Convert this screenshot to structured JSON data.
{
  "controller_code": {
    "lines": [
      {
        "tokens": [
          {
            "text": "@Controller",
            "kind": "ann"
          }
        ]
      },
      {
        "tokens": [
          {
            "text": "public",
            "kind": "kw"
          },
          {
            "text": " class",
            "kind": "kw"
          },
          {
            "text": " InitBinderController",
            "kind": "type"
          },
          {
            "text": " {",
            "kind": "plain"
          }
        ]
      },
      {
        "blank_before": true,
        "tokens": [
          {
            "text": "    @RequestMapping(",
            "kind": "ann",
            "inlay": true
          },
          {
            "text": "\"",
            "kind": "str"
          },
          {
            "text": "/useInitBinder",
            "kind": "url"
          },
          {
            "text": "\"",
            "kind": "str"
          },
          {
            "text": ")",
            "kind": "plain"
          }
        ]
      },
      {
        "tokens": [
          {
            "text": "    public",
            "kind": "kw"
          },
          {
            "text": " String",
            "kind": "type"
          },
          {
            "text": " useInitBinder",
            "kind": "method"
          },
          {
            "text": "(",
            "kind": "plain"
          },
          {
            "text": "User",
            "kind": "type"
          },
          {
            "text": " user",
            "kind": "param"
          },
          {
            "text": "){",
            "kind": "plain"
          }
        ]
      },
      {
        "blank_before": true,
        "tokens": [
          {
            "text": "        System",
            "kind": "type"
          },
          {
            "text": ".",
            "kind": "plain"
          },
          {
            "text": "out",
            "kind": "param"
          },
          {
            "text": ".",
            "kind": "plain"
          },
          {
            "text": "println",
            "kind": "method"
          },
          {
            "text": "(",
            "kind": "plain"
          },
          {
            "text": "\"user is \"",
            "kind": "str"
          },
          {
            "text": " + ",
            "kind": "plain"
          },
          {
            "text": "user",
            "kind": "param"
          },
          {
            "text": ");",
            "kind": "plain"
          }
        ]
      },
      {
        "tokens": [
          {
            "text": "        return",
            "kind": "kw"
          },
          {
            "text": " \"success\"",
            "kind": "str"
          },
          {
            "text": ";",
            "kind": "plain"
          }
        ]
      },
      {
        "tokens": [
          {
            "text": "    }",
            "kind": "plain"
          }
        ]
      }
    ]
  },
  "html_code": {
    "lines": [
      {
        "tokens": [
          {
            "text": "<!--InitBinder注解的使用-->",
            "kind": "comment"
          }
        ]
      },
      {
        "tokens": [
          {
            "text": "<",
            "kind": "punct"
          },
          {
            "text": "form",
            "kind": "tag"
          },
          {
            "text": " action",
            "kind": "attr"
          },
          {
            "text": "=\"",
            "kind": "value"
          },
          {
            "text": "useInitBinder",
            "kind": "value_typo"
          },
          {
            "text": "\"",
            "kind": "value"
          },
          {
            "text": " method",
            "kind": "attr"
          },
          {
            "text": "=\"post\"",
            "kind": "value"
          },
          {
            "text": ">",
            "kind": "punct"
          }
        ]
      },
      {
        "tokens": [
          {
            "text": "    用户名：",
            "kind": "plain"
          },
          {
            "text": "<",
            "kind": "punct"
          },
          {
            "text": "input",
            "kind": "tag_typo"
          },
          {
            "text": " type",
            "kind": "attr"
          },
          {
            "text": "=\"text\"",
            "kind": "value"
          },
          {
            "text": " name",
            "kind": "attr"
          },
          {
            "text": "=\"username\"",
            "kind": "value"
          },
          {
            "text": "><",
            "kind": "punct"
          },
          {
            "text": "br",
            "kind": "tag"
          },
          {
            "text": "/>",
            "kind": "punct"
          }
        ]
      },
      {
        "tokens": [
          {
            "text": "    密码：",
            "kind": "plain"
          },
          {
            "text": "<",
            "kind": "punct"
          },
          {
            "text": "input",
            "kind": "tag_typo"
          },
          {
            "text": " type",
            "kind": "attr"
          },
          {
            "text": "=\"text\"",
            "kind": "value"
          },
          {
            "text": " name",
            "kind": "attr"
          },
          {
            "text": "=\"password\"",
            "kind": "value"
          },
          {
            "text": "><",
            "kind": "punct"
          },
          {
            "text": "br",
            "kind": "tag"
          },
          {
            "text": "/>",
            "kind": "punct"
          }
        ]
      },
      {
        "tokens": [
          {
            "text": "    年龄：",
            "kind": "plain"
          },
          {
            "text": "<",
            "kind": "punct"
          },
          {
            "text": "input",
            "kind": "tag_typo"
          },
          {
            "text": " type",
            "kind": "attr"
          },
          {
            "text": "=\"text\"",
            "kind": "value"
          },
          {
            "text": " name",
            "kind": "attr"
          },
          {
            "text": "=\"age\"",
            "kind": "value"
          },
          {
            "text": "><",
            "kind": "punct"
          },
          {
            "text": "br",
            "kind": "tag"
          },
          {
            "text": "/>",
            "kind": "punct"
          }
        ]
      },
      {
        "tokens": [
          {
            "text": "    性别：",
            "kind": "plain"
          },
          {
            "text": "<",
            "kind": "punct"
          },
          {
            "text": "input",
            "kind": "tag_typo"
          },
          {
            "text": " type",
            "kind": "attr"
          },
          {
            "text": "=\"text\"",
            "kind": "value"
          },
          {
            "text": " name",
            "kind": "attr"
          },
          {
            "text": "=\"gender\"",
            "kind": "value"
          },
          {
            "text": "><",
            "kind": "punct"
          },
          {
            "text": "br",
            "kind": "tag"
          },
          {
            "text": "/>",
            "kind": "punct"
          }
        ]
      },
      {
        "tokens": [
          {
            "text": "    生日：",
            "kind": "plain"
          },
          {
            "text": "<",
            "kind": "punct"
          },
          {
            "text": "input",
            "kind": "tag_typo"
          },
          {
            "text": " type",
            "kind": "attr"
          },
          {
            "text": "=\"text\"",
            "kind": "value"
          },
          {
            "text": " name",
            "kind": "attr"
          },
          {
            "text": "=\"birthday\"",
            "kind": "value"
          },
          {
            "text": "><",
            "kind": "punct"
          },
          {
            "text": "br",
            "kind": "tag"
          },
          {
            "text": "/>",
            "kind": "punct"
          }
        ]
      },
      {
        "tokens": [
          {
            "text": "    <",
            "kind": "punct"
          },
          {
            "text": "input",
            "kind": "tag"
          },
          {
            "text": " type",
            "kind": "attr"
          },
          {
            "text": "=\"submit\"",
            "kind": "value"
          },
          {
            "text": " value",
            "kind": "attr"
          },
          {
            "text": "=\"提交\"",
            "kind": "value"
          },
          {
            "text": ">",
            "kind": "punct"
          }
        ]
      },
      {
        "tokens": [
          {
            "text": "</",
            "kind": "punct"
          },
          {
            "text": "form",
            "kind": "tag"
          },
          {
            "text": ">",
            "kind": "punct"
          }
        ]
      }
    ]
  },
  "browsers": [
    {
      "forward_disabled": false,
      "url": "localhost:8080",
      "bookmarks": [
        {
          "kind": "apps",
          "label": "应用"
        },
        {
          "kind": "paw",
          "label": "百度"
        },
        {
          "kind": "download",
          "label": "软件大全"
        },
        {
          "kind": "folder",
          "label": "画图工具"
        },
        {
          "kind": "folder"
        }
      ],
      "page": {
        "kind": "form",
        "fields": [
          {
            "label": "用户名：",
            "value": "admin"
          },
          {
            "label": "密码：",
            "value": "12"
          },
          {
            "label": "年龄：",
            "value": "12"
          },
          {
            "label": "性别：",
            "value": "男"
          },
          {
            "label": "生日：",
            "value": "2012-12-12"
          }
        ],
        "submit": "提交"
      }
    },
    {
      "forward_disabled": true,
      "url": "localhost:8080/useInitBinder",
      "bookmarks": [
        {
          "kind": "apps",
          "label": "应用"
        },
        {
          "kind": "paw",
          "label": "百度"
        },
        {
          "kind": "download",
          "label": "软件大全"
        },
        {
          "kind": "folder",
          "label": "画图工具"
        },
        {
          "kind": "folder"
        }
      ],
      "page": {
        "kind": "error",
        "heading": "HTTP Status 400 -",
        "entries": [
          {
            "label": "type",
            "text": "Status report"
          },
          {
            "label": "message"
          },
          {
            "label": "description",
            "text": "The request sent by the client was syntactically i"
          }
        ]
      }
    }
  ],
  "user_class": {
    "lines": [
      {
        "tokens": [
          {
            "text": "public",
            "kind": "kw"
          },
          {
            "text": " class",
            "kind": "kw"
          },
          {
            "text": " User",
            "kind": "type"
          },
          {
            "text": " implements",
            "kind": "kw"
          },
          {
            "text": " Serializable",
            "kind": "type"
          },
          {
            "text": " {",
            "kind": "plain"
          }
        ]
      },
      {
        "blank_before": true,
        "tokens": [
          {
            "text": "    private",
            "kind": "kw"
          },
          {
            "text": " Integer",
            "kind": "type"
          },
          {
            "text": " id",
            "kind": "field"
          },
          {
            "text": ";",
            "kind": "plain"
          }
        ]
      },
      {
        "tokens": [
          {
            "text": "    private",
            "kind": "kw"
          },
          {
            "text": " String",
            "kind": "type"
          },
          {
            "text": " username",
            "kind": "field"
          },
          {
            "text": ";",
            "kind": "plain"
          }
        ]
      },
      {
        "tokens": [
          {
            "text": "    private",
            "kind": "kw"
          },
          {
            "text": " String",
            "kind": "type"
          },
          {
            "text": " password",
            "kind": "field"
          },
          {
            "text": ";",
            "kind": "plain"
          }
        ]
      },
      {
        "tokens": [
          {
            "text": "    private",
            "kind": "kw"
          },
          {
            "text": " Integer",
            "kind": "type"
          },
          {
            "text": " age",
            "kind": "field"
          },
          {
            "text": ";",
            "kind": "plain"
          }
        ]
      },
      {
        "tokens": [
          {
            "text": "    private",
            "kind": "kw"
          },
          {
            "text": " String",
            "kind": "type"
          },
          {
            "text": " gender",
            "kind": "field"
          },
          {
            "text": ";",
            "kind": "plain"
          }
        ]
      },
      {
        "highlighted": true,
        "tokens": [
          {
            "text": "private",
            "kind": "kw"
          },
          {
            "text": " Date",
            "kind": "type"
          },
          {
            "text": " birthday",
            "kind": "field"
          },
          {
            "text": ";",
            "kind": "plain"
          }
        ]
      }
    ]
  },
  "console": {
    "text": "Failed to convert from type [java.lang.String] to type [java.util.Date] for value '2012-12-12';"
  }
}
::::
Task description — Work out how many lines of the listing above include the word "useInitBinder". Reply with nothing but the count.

Written reply — 4